Exhibited alongside Covering, are seven drawings by Mak that seem to have been made as sketches for future sculptures. Each comprises enigmatic, surreal imagery that merge two separate, incompatible elements—objects and man, or man and a different man. In the watercolor on paper, Untitled (Staircase on Man) (c. 1975–90), the image of a staircase is blended into a solitary, seated human figure in a strange yet beautiful manner, creating an entry point for one’s imagination. One of the characteristics of Mak’s art is the persistence of his engagement with certain motifs over a period of time. These drawings by the artist attentively divulge his fascination with the relationship between the human body and man-made objects, such as books, flights of stairs and chairs.

ANTONIO MAK, Untitled (Covering), 1993, bronze, h: 30 cm. Courtesy Blindspot Gallery, Hong Kong. 

HO SIU KEE, Aureola No.15 – Chanting in the Grotto, 2015, still from video: 2 min 34 sec. Courtesy the artist and Blindspot Gallery, Hong Kong. 
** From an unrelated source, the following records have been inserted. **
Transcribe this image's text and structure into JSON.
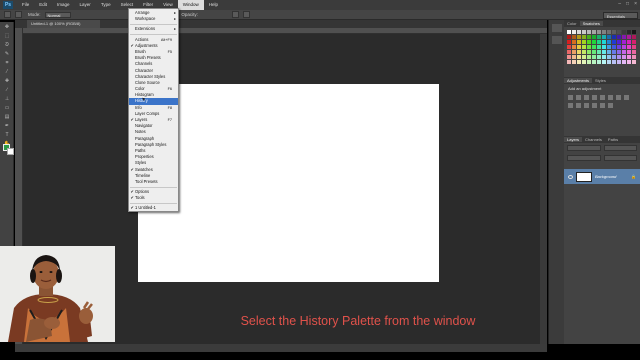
{
  "menubar": {
    "logo": "Ps",
    "items": [
      "File",
      "Edit",
      "Image",
      "Layer",
      "Type",
      "Select",
      "Filter",
      "View",
      "Window",
      "Help"
    ],
    "active_index": 8
  },
  "optbar": {
    "mode_label": "Mode:",
    "mode_value": "Normal",
    "opacity_label": "Opacity:",
    "workspace": "Essentials"
  },
  "document": {
    "tab_title": "Untitled-1 @ 100% (RGB/8)"
  },
  "window_menu": {
    "items": [
      {
        "label": "Arrange",
        "arrow": true
      },
      {
        "label": "Workspace",
        "arrow": true
      },
      {
        "sep": true
      },
      {
        "label": "Extensions",
        "arrow": true
      },
      {
        "sep": true
      },
      {
        "label": "Actions",
        "shortcut": "Alt+F9"
      },
      {
        "label": "Adjustments",
        "checked": true
      },
      {
        "label": "Brush",
        "shortcut": "F5"
      },
      {
        "label": "Brush Presets"
      },
      {
        "label": "Channels"
      },
      {
        "label": "Character"
      },
      {
        "label": "Character Styles"
      },
      {
        "label": "Clone Source"
      },
      {
        "label": "Color",
        "shortcut": "F6"
      },
      {
        "label": "Histogram"
      },
      {
        "label": "History",
        "highlight": true
      },
      {
        "label": "Info",
        "shortcut": "F8"
      },
      {
        "label": "Layer Comps"
      },
      {
        "label": "Layers",
        "checked": true,
        "shortcut": "F7"
      },
      {
        "label": "Navigator"
      },
      {
        "label": "Notes"
      },
      {
        "label": "Paragraph"
      },
      {
        "label": "Paragraph Styles"
      },
      {
        "label": "Paths"
      },
      {
        "label": "Properties"
      },
      {
        "label": "Styles"
      },
      {
        "label": "Swatches",
        "checked": true
      },
      {
        "label": "Timeline"
      },
      {
        "label": "Tool Presets"
      },
      {
        "sep": true
      },
      {
        "label": "Options",
        "checked": true
      },
      {
        "label": "Tools",
        "checked": true
      },
      {
        "sep": true
      },
      {
        "label": "1 Untitled-1",
        "checked": true
      }
    ]
  },
  "panels": {
    "color_tabs": [
      "Color",
      "Swatches"
    ],
    "adjust_tabs": [
      "Adjustments",
      "Styles"
    ],
    "adjust_title": "Add an adjustment",
    "layers_tabs": [
      "Layers",
      "Channels",
      "Paths"
    ],
    "layer_name": "Background"
  },
  "caption": "Select the History Palette from the window",
  "colors": {
    "accent_highlight": "#3b74c9",
    "caption": "#e0524b",
    "layer_selected": "#5a7fa8"
  }
}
Bringing the viewers into a more tranquil space, the concluding display across the exhibition space is a Zen-like garden by multimedia artist Ho Siu Kee, which is complemented by his single-channel video Aureola No. 15 – Chanting in the Grotto (2015), projected on a large wall. The two-and-a-half-minute video begins with the imagery of a blazing sun, before showing Ho performing a method of meditation that he invented, which involves wearing a round-shaped headgear weighted down by a heavy rock. For Ho, the headgear not only symbolizes the aureola—the radiance of a luminous cloud often depicted around sacred figures in spiritual paintings—but is also a reference to metal devices used for historical methods of torture and punishment. While suggesting a tangible awareness of the limitations of the body, Ho goes beyond and points to the intangible potential of attaining liberation through spiritual means, echoing curator Ha Thuc’s quest for “freeing the human body” from its limitations.

“The Human Body: Measure and Norms” is on view at Blindspot Gallery, Hong Kong, until February 6, 2016.